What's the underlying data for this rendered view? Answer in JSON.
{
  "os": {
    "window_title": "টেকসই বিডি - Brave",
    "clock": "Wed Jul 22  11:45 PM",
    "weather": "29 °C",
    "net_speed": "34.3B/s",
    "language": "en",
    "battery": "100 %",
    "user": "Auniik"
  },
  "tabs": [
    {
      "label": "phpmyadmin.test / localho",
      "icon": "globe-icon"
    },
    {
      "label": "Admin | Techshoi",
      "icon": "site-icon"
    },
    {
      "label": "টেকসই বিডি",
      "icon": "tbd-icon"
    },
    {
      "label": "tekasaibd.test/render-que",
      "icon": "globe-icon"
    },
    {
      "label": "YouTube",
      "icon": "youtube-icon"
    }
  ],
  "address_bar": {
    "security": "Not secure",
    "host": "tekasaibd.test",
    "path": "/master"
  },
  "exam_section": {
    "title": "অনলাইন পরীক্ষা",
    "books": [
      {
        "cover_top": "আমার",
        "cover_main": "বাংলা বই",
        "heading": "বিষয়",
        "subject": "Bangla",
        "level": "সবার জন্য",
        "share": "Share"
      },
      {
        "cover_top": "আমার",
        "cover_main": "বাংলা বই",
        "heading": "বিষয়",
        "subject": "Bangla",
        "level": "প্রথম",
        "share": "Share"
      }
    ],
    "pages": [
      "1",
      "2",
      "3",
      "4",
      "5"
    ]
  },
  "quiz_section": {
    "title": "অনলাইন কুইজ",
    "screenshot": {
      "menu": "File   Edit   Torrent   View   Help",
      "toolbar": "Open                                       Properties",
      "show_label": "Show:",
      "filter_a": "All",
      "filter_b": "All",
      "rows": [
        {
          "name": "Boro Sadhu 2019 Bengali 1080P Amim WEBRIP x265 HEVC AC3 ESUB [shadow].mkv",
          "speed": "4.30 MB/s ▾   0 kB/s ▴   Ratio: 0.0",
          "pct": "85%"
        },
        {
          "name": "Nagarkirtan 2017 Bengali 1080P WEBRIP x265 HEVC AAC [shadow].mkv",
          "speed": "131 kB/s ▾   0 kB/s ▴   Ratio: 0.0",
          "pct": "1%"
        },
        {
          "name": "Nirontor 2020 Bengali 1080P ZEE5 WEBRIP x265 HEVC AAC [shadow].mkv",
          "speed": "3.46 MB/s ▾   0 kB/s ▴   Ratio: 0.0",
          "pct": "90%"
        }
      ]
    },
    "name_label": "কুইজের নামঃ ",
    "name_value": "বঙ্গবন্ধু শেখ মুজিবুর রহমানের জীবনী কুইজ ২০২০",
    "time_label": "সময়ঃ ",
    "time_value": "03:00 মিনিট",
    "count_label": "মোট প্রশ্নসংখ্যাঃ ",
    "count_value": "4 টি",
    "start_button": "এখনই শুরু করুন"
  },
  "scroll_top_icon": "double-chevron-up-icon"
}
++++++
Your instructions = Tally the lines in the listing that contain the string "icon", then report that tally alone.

Exercise result = 6